It looks like when the Silver Bells ring this year and Silent Night takes the air Santa himself will be struggling to do his rounds with possible curfew and lockdowns. Corona has tortured the entire world in absolute mean measures and is now getting ready for the final kill. The pandemic is going to ruin our festive season like never before. It is nobody’s fault but that is how fate had decided to throw the dice. Of course, in many countries the battle against Corona raged yo-yoing between winning and losing. Most preventive actions and Covid 19 treatments were more like Russian Roulette, the medical world was fighting against time to find a cure. The unknown menace was spreading and killing people. That has been the story of the year 2020 for most, a time of trauma and sorrow that completely engulfed the entire planet. Yes, there is hope in our current status as vaccine solutions are in the horizon. So are promising Ayurvedic treatment. Yet we got to pass the interim till Pfizer or its competitors find a ‘sure-shot’ cure to put the world back to normal.
Raj de Silva has been a very successful civil engineer, who has earned several international accolades for his contribution to some landmark civil engineering projects overseas. Lost in Retirement and Other Storiesis his first contribution to the literary world.
Ruhunu Putra, in THE ISLAND, 2o November 2020, where the title is “Historical Glance at Galle”
Galle is the capital of the Southern Province. The popular derivation of its name is from the Sinhala word Gaala – a cattle pen. The mighty king Ravana’s cattle pen had extended from the present day Mahapola premises to the Town Hall, according to legend. Galle is also considered to be the Tarshish in the Bible. It is reputed for cottage-crafts, lace making, tortoise shell work, gem polishing, ivory carving, jewellery and ornamental ebony elephants.
It’s a hundred years since the World War One ended.
It was called “the war to end all wars”, a war “to preserve Democracy”. It was, in fact, fought for nothing more than the needs of a handful of European countries wanting yet bigger pieces of the global pie, fighting each other for it or to deny it to others.
Almost 30 years ago, a bunch of young people, mostly undergraduates, spent a few days in a small temple in Matara. Anandaramaya, Pallimulla, Matara. They had gathered to discuss politics with a view to forming a political organization. Many things were discussed under various topics which included history, economics, philosophy and how these informed political practice.
Greg Bearup, in The Weekend Australian Magazine, October 9, 2020, where the title is “Different Strokes. Life after Cricket”
The office of the Steve Waugh Foundation is up the stairs and down the back of a block of shops on the outskirts of Cronulla’s CBD in Sydney’s south. The office, like the bloke, is devoid of frou-frou. It exists to get the job done and each year it distributes more than a million dollars to help kids with rare diseases.

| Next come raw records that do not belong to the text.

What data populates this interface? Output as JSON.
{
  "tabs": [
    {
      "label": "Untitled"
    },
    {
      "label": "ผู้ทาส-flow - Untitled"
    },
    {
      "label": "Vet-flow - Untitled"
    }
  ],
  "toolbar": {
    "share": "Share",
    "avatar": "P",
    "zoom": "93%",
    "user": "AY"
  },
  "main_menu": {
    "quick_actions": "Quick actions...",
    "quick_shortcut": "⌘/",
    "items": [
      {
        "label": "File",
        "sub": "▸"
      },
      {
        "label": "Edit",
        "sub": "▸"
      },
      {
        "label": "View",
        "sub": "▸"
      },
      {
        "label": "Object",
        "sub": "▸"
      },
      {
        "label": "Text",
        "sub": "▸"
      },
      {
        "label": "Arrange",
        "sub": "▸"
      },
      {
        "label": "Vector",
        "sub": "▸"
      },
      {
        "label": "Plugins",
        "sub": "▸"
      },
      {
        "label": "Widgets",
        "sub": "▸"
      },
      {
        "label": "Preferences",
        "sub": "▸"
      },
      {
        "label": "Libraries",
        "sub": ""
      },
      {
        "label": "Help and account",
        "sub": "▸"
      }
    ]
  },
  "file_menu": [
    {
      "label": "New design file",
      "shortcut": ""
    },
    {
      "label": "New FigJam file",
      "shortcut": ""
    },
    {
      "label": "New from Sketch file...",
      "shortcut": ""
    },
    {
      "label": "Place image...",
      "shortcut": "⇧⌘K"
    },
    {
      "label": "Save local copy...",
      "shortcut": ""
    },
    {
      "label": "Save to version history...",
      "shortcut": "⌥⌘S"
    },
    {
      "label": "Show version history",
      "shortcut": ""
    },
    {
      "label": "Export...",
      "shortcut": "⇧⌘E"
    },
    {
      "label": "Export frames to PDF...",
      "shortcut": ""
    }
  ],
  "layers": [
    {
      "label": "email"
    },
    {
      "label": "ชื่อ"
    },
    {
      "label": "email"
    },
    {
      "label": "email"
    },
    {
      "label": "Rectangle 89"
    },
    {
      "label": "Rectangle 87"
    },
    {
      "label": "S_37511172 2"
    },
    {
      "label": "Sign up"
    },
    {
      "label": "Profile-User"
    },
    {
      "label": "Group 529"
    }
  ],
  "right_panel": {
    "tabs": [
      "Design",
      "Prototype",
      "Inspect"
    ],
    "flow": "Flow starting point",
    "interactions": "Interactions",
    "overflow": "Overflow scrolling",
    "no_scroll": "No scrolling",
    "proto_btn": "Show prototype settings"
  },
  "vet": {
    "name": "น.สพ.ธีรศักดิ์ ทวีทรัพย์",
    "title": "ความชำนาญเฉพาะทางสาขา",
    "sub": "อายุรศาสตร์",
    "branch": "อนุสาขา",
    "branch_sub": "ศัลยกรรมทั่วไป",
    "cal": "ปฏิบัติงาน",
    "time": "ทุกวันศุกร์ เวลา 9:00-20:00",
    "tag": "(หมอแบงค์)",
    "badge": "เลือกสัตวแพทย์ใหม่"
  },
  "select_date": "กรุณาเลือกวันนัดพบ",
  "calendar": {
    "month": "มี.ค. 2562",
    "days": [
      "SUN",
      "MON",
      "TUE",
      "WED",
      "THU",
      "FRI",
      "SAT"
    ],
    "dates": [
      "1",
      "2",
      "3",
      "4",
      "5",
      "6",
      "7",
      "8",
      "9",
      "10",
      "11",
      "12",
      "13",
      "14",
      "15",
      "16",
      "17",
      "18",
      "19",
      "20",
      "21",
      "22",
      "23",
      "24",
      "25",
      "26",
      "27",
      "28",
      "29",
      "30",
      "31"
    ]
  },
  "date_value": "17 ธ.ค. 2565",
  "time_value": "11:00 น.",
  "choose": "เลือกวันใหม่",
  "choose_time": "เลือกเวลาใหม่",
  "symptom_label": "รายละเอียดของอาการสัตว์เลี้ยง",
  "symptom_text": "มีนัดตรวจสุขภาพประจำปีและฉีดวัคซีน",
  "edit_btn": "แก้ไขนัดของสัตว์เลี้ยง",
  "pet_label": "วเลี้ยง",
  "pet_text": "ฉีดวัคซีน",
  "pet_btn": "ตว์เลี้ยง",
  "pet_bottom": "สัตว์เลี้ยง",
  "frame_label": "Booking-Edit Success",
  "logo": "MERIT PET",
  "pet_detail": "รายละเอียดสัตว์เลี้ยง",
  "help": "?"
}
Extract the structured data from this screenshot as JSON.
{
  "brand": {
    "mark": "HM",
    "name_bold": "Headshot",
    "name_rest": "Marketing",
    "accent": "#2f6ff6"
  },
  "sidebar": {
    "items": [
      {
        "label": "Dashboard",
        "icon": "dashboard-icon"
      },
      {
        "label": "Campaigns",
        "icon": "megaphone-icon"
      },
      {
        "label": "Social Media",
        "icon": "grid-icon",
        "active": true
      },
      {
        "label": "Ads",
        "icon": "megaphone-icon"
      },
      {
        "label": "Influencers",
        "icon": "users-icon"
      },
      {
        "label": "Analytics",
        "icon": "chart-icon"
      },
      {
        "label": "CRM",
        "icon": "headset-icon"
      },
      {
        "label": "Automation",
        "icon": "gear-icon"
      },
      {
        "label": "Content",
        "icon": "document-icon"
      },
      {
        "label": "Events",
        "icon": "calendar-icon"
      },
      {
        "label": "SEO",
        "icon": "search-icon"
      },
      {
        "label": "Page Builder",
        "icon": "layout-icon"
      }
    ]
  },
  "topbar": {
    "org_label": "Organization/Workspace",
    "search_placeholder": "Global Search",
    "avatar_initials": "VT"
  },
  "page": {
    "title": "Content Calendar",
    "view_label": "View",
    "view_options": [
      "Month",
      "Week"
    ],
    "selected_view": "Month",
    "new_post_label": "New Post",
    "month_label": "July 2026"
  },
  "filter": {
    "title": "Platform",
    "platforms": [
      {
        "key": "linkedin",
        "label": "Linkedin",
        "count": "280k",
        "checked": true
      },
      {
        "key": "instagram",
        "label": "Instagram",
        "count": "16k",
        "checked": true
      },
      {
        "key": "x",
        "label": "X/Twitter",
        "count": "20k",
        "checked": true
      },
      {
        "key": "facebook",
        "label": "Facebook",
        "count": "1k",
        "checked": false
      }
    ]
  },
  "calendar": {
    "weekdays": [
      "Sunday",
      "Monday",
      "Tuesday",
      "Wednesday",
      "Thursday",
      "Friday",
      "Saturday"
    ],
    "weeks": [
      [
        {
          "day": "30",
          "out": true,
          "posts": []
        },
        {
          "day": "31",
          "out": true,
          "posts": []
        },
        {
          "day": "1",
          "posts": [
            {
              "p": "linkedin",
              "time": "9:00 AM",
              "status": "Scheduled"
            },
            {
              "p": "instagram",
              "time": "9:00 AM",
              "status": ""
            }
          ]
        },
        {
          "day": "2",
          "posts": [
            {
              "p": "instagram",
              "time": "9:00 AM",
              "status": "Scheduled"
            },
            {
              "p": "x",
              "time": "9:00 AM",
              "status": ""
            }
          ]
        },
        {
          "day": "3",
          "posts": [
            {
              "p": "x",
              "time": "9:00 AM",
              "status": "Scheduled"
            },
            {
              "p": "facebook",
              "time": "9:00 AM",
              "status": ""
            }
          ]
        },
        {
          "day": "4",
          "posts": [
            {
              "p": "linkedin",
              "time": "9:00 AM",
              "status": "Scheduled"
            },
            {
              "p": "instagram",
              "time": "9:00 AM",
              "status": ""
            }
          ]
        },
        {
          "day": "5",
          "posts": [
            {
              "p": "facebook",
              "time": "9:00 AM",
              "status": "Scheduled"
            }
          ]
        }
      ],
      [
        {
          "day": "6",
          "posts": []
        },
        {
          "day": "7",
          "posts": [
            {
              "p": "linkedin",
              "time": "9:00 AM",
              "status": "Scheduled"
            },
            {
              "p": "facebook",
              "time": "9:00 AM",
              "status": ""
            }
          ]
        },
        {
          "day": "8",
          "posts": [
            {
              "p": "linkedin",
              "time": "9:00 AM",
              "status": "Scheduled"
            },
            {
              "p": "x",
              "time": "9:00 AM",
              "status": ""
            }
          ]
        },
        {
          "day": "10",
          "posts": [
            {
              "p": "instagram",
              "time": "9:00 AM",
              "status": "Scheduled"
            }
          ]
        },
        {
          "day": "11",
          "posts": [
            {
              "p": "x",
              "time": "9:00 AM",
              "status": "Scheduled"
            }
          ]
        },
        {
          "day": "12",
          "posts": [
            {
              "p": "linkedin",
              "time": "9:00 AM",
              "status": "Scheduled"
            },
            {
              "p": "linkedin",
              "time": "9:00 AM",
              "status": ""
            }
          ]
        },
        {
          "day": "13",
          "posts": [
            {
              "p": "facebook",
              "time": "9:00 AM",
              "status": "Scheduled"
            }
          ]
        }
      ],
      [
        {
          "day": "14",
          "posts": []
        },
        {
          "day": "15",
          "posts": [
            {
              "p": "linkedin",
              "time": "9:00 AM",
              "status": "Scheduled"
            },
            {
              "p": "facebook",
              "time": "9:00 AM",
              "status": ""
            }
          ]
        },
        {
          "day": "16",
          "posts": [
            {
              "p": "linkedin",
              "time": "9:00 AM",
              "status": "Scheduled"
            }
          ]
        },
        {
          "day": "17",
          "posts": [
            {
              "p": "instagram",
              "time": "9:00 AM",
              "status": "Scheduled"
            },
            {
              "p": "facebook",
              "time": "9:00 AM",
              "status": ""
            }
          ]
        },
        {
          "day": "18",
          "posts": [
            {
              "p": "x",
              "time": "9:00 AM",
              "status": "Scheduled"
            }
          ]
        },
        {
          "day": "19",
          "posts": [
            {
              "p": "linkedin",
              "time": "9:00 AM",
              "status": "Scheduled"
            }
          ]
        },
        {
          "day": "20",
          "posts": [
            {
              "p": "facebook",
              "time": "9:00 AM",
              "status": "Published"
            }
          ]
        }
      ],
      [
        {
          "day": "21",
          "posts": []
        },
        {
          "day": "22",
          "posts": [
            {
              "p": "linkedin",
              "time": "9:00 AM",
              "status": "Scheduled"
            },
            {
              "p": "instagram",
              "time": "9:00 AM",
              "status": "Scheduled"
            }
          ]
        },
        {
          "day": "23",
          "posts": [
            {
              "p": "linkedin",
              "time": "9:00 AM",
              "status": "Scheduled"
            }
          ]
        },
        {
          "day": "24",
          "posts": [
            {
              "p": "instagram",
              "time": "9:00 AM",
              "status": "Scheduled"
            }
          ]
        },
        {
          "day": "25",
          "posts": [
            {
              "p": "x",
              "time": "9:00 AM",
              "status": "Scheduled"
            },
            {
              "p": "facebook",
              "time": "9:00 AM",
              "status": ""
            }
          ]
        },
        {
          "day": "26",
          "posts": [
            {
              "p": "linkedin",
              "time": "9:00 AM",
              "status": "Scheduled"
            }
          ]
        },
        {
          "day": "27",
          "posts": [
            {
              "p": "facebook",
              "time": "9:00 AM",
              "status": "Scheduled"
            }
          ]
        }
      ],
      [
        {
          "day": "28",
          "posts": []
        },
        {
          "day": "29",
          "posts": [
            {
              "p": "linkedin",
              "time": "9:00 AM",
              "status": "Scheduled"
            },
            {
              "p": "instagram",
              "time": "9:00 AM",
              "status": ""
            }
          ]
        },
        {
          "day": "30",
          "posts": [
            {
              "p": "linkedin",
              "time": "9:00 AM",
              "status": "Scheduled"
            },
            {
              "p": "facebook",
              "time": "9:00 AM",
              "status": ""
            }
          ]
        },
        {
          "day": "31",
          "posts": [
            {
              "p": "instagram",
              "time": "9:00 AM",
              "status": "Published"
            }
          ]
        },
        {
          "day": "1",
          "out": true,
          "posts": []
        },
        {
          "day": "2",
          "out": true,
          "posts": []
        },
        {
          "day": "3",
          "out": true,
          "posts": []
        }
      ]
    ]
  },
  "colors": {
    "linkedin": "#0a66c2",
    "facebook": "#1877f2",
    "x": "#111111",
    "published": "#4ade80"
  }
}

And then in walks Steve Waugh with his famous pout and his thousand-yard stare – the man who led one of the most dominant teams in the long history of Test cricket. Remember those gratifying years when humiliation of the Poms was an annual ritual, like raking up and burning leaves each autumn? “We’re not here to win friends, mate,” he once said, summing up the attitude of the team under his reign.
I did not see the article that highlighted the manner in which the Tamil people of Vishvamadu feted and lamented the departure of the Sinhalese Military Commander of that arena, Ratnapriya Bandu, when it was originally placed in the public domain in late 2018. This striking presentation was the result of a combination between Shenali Waduge in Lanka and the SPUR organisation in Melbourne, an alliance that immediately indicates orientations laced with sentiments of a chauvinist Sinhala hue.
Thuppahi's Blog · This web site presents the interventions of MICHAEL ROBERTS in the public realm with reference to Sri Lankan political affairs. It will embrace the politics of cricket as well. ROBERTS was educated at St. Aloysius College in Galle and the universities of Peradeniya and Oxford. He taught History at Peradeniya University and Anthropology at Adelaide university. He is now retired and lives in Adelaide.